_Items from an interface collection_
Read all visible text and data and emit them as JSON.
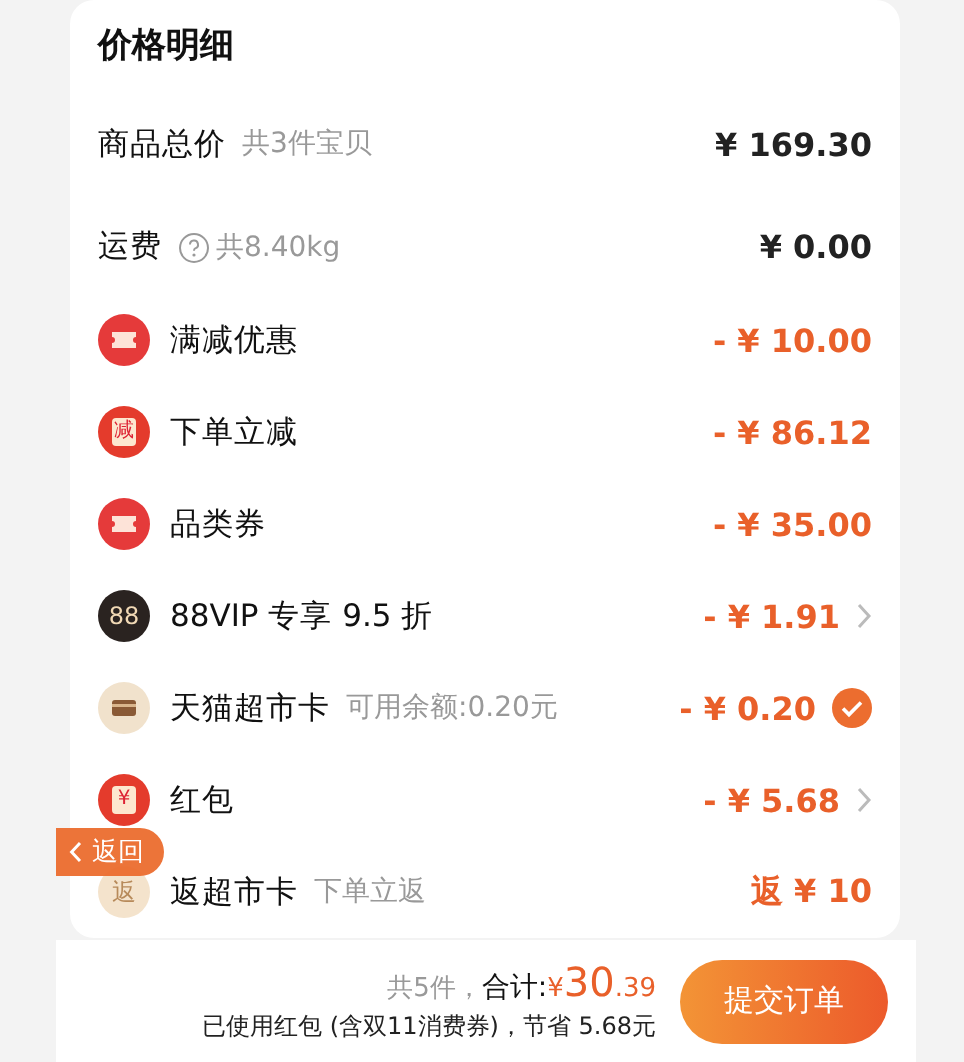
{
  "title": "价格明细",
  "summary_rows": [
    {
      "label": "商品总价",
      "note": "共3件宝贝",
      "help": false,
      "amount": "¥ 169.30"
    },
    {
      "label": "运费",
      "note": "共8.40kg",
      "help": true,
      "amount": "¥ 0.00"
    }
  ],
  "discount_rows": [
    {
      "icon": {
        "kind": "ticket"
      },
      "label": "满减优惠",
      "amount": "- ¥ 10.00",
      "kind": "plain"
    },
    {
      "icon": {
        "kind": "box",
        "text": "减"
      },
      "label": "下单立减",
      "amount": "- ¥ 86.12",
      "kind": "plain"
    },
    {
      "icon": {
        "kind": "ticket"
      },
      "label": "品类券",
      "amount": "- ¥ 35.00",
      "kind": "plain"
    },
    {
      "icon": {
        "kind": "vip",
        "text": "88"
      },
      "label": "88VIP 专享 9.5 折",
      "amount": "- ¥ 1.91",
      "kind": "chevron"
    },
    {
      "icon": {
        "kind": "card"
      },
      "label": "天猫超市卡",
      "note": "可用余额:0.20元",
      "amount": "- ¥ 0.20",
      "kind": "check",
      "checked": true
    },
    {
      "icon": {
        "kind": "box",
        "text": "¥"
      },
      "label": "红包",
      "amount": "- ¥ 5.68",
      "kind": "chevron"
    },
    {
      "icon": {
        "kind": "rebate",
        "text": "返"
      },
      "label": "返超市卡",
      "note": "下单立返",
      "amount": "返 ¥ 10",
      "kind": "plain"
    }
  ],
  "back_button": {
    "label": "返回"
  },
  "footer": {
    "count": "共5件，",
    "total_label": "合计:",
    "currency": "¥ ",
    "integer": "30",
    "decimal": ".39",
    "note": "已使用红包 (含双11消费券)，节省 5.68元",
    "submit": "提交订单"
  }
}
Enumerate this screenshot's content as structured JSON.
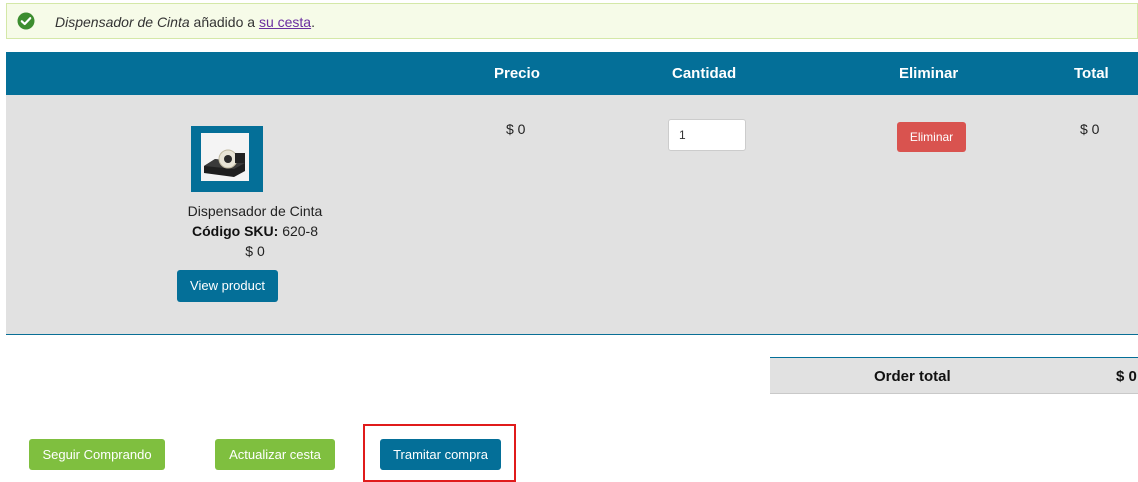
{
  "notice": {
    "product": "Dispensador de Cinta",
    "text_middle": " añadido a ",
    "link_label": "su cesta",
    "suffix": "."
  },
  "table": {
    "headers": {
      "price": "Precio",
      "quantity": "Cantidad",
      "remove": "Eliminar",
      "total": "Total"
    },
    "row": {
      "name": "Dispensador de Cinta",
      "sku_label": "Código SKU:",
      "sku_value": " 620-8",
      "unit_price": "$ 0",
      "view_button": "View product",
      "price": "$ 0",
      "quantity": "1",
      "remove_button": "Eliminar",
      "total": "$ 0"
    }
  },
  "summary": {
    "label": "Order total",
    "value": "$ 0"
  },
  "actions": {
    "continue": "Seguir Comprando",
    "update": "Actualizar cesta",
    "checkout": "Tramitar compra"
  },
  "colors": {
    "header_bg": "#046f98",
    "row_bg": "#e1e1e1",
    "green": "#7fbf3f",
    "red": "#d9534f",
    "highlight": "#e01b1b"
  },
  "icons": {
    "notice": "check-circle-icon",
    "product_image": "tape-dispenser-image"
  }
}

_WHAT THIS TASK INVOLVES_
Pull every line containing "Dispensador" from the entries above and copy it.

_RESULT_
    "product": "Dispensador de Cinta",
      "name": "Dispensador de Cinta",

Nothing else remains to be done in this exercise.